And how is this likely to play out in the future? Every election will have its own dynamic, but religious attendance has been falling steadily. According to General Social Survey data, in 1972, 41 percent of Americans said they attended services nearly every week or more often, while only 16 percent said they attended less than once a year or never. By 2010, the frequent attendees had declined to 30 percent of the population, while those barely ever or never attending had increased to 29 percent. In other words, 40 years ago there were almost three times as many highly religious people as non-religious people (measured by their participation), while today the two groups are equal in size.
There's one more thing to understand. While America might undergo a religious revival at some point in the future, right now the younger you are, the less likely you are to be religious. About one in four Americans under 30 say they don't affiliate with any religion, compared to one in five Gen-Xers, one in eight Baby Boomers, and only one in twenty of those in the "greatest generation." That means that as time passes and the older generations die off, the country—and the electorate—are likely to become more and more secular. It's important to remember that most Democrats are still religious to at least some degree. The problem Republicans have created for themselves is that they have become an entirely religious party that sends constant messages of exclusion to secular voters.
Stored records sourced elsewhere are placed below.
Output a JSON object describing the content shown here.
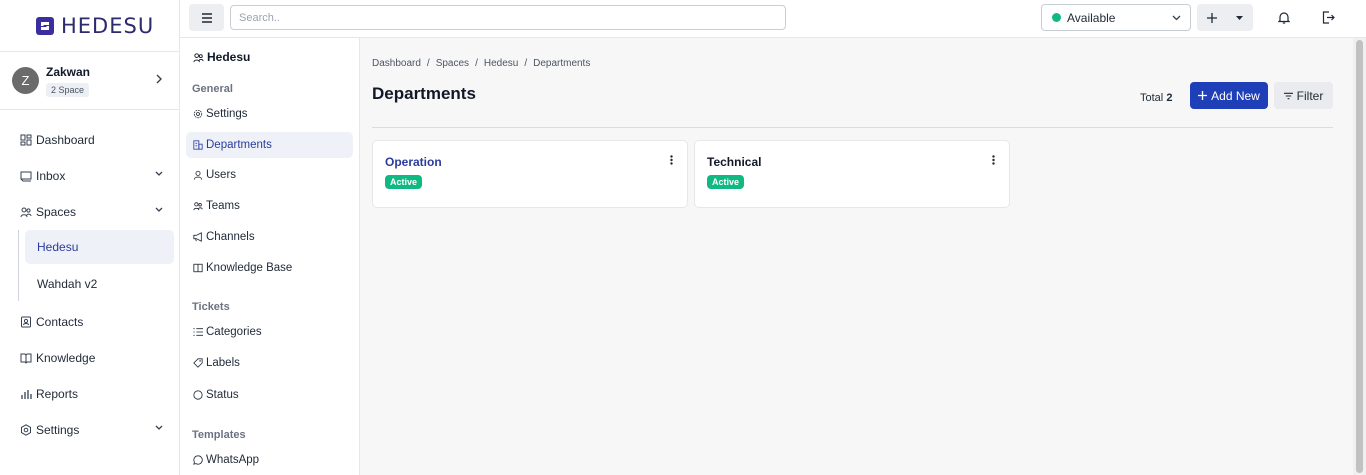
{
  "brand": {
    "name": "HEDESU"
  },
  "user": {
    "initial": "Z",
    "name": "Zakwan",
    "badge": "2 Space"
  },
  "nav": {
    "dashboard": "Dashboard",
    "inbox": "Inbox",
    "spaces": "Spaces",
    "spaces_children": [
      "Hedesu",
      "Wahdah v2"
    ],
    "contacts": "Contacts",
    "knowledge": "Knowledge",
    "reports": "Reports",
    "settings": "Settings"
  },
  "topbar": {
    "search_placeholder": "Search..",
    "status": "Available",
    "status_color": "#10b981"
  },
  "subnav": {
    "title": "Hedesu",
    "general_label": "General",
    "settings": "Settings",
    "departments": "Departments",
    "users": "Users",
    "teams": "Teams",
    "channels": "Channels",
    "knowledge_base": "Knowledge Base",
    "tickets_label": "Tickets",
    "categories": "Categories",
    "labels": "Labels",
    "status": "Status",
    "templates_label": "Templates",
    "whatsapp": "WhatsApp"
  },
  "main": {
    "breadcrumb": [
      "Dashboard",
      "Spaces",
      "Hedesu",
      "Departments"
    ],
    "breadcrumb_sep": "/",
    "title": "Departments",
    "total_label": "Total",
    "total_count": "2",
    "add_label": "Add New",
    "filter_label": "Filter",
    "departments": [
      {
        "name": "Operation",
        "status": "Active"
      },
      {
        "name": "Technical",
        "status": "Active"
      }
    ]
  },
  "colors": {
    "accent": "#1f3fb8",
    "active_badge": "#10b981",
    "brand": "#3b2e9e"
  }
}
Just as with white voters, they have staked their claim with a group that will shrink as a proportion of the population in years to com.
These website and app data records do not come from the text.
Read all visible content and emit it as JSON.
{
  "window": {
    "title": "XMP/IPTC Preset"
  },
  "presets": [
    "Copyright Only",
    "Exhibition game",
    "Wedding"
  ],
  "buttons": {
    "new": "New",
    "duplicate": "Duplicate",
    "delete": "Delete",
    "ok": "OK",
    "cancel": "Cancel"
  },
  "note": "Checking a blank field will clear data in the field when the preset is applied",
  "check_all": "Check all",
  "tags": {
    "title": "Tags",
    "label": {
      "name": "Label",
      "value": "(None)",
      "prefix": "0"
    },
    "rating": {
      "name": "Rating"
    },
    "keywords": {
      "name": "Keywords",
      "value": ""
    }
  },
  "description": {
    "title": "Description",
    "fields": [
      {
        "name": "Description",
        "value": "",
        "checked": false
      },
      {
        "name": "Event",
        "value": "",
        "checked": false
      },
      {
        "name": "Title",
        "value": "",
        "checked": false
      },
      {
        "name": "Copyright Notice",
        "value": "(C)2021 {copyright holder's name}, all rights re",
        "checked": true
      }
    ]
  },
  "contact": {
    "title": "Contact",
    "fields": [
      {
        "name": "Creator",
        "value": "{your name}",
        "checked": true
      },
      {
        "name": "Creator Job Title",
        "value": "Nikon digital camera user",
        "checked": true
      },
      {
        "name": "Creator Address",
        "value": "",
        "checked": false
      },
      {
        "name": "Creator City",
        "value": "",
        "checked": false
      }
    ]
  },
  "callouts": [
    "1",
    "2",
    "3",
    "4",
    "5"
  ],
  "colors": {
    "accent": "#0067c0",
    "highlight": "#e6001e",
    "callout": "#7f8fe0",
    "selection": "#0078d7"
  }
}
Early in the 2012 campaign, there was a great deal of discussion about whether evangelical Christians, the core of the Republican coalition, would support a Mormon candidate in the same numbers they would a Protestant or a Catholic. After all, many evangelicals consider Mormonism not to be a genuine form of Christianity, and some even believe it to be a dangerous cult. Romney himself has always been extremely cautious when it comes to discussing his religion, avoiding any mention of Mormon theology and sticking to the most generalized and anodyne expressions of faith. He obviously wants to be reassuring without giving anyone a reason to vote against him because of his religion.
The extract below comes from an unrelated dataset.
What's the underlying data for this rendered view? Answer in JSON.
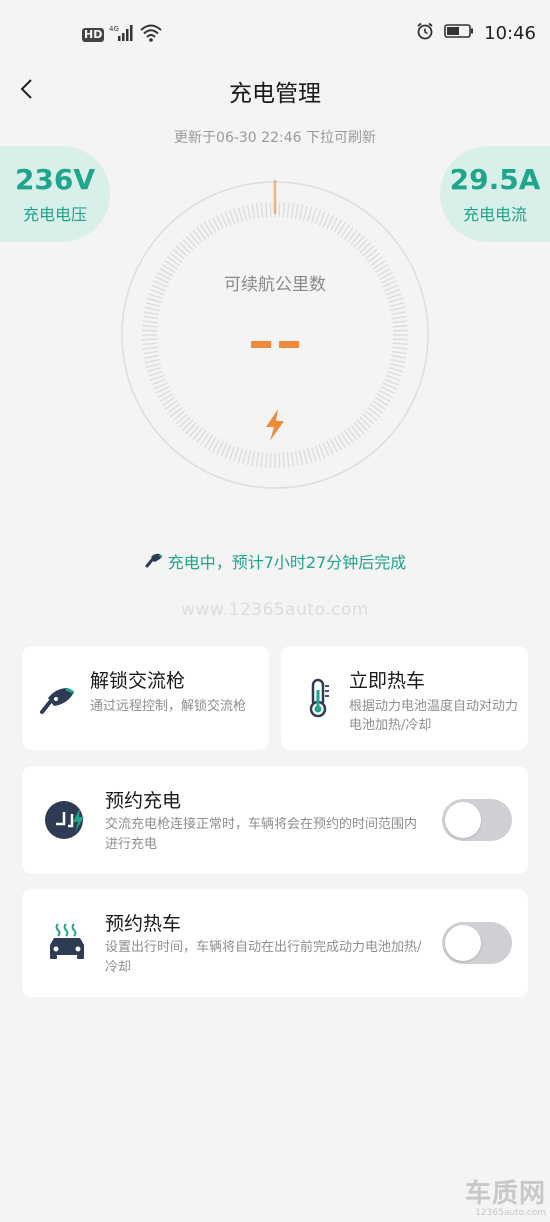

If you haven't heard all that many expressions of concern from Republicans over the religion issue lately, it's because it turns out not to have been much of an issue. It looks like partisanship is going to trump religion: as these data from a poll taken in June and July by the Pew Forum on Religion and Public Life show, there is absolutely no difference in how likely Romney's key voters are to pull the lever for him between those who have no problem with Mormonism and those who do. Virtually all Republicans are voting for Romney, even those uncomfortable with Mormonism, and evangelical Christians—who were supposed to be the ones who might shy away—are just as likely to vote for Romney no matter what they think of Mormons in general. He's also doing just as well among evangelicals as his predecessors did (McCain won 74 percent of white evangelicals, and Bush got 78 percent). Whether this is because of something Romney did (not all that likely) or the result of partisan affiliations being a stronger motivator than religious doubts (much more likely), it doesn't look as though Mitt Romney has much of a Mormon problem after all.